1.For an exploration into the biblical context of this passage, see Brian J. Baird, “Understanding Jacob’s Teachings About Plural Marriage from a Law of Moses Context,” Interpreter: A Journal of Latter-day Saint Faith and Scholarship 25 (2017): 227–237.
2.For an overview of the history of Latter-day Saint plural marriage, see the Gospel Topics essay “Plural Marriage in The Church of Jesus Christ of Latter-day Saints” online at www.churchofjesuschrist.org. Elder Orson Pratt publicly announced the practice of plural marriage in a discourse delivered in the Salt Lake Tabernacle on August 29, 1852. See Orson Pratt, “Celestial Marriage,” Journal of Discourses 1:53–66. A transcription of the shorthand notes to this sermon has been made by LaJean Purcell Carruth and is available online here. President Wilford Woodruff issued the manifesto now canonized as Official Declaration 1 signaling the end of the official practice of plural marriage in 1890.
3.“Plural Marriage in The Church of Jesus Christ of Latter-day Saints,” Gospel Topics essay.
4.Orson Pratt, “Polygamy,” Journal of Discourses 6:350–351.
5.For the range of topics related to plural marriage narrated in the first volume of Saints, see “plural marriage” in the book’s index.
6.“Joseph Smith and Plural Marriage,” Church History Topic, online at www.churchofjesuschrist.org.

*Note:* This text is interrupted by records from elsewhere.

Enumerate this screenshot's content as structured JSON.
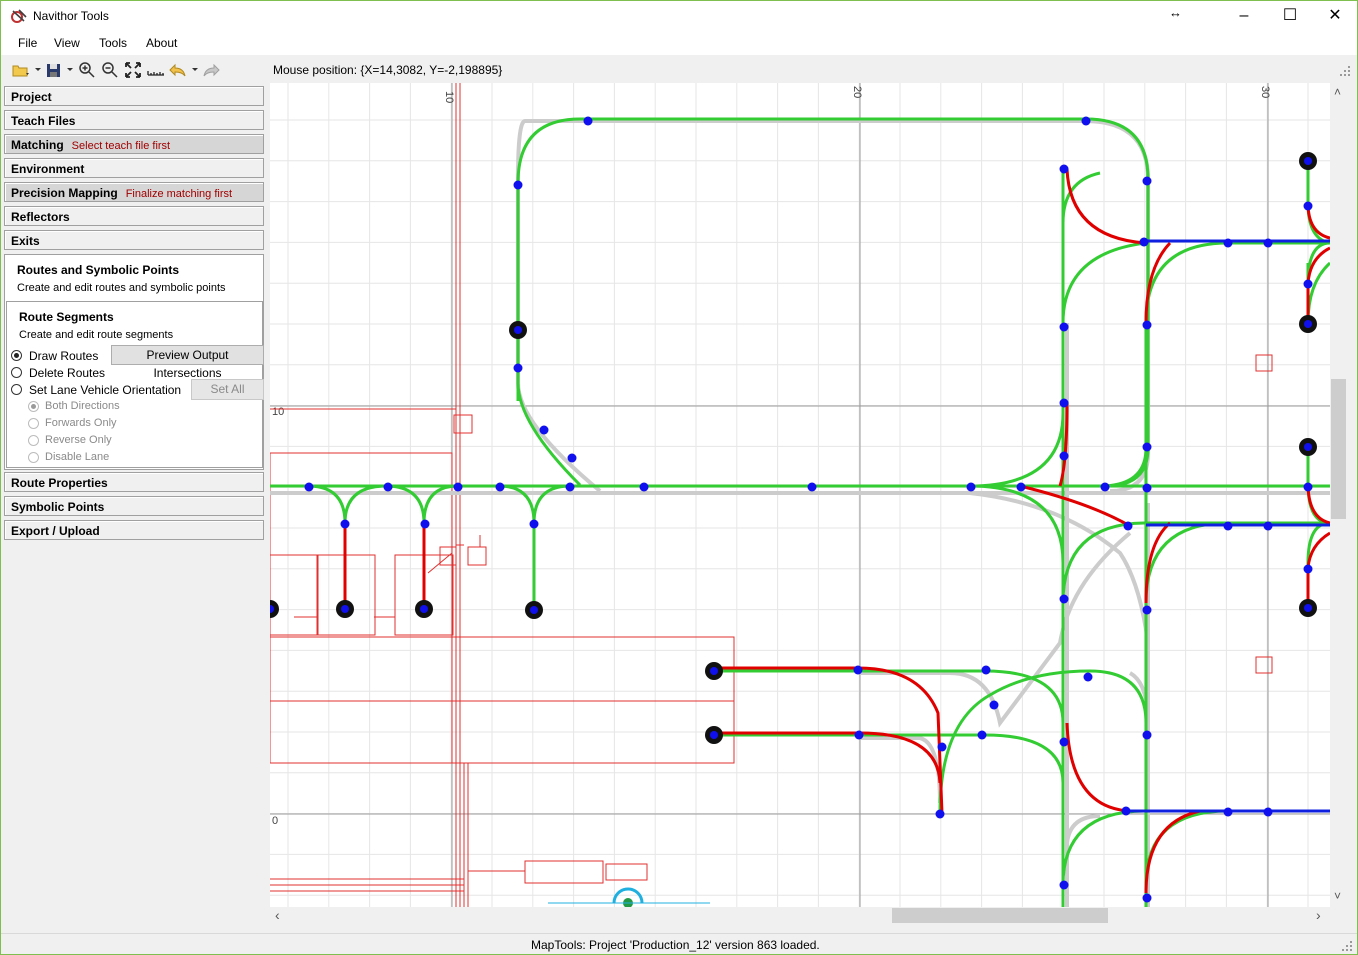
{
  "window": {
    "title": "Navithor Tools",
    "resize_glyph": "↔",
    "minimize": "–",
    "maximize": "☐",
    "close": "✕"
  },
  "menu": [
    "File",
    "View",
    "Tools",
    "About"
  ],
  "toolbar": {
    "icons": [
      "open-folder-icon",
      "save-icon",
      "zoom-in-icon",
      "zoom-out-icon",
      "fit-to-screen-icon",
      "measure-ruler-icon",
      "undo-icon",
      "redo-icon"
    ]
  },
  "mouse_position": "Mouse position: {X=14,3082, Y=-2,198895}",
  "panel": {
    "project": "Project",
    "teach_files": "Teach Files",
    "matching": {
      "label": "Matching",
      "note": "Select teach file first"
    },
    "environment": "Environment",
    "precision_mapping": {
      "label": "Precision Mapping",
      "note": "Finalize matching first"
    },
    "reflectors": "Reflectors",
    "exits": "Exits",
    "routes_group": {
      "title": "Routes and Symbolic Points",
      "subtitle": "Create and edit routes and symbolic points"
    },
    "segments_group": {
      "title": "Route Segments",
      "subtitle": "Create and edit route segments",
      "draw_routes": "Draw Routes",
      "delete_routes": "Delete Routes",
      "set_lane_orientation": "Set Lane Vehicle Orientation",
      "preview_button": "Preview Output Intersections",
      "set_all_button": "Set All",
      "directions": [
        "Both Directions",
        "Forwards Only",
        "Reverse Only",
        "Disable Lane"
      ]
    },
    "route_properties": "Route Properties",
    "symbolic_points": "Symbolic Points",
    "export_upload": "Export / Upload"
  },
  "map": {
    "axis_labels": {
      "x10": "10",
      "x20": "20",
      "x30": "30",
      "y10": "10",
      "y0": "0"
    },
    "colors": {
      "route": "#33cc33",
      "route_selected": "#e00000",
      "route_blue": "#1020e0",
      "node": "#1010ee",
      "ghost": "#cccccc",
      "environment": "#e03030",
      "grid": "#e6e6e6",
      "axis": "#9a9a9a"
    }
  },
  "scroll": {
    "up": "˄",
    "down": "˅",
    "left": "‹",
    "right": "›"
  },
  "status": "MapTools: Project 'Production_12' version 863 loaded."
}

7.Once again, for the range of topics related to plural marriage narrated in volume two of Saints, see “plural marriage” in the book’s index.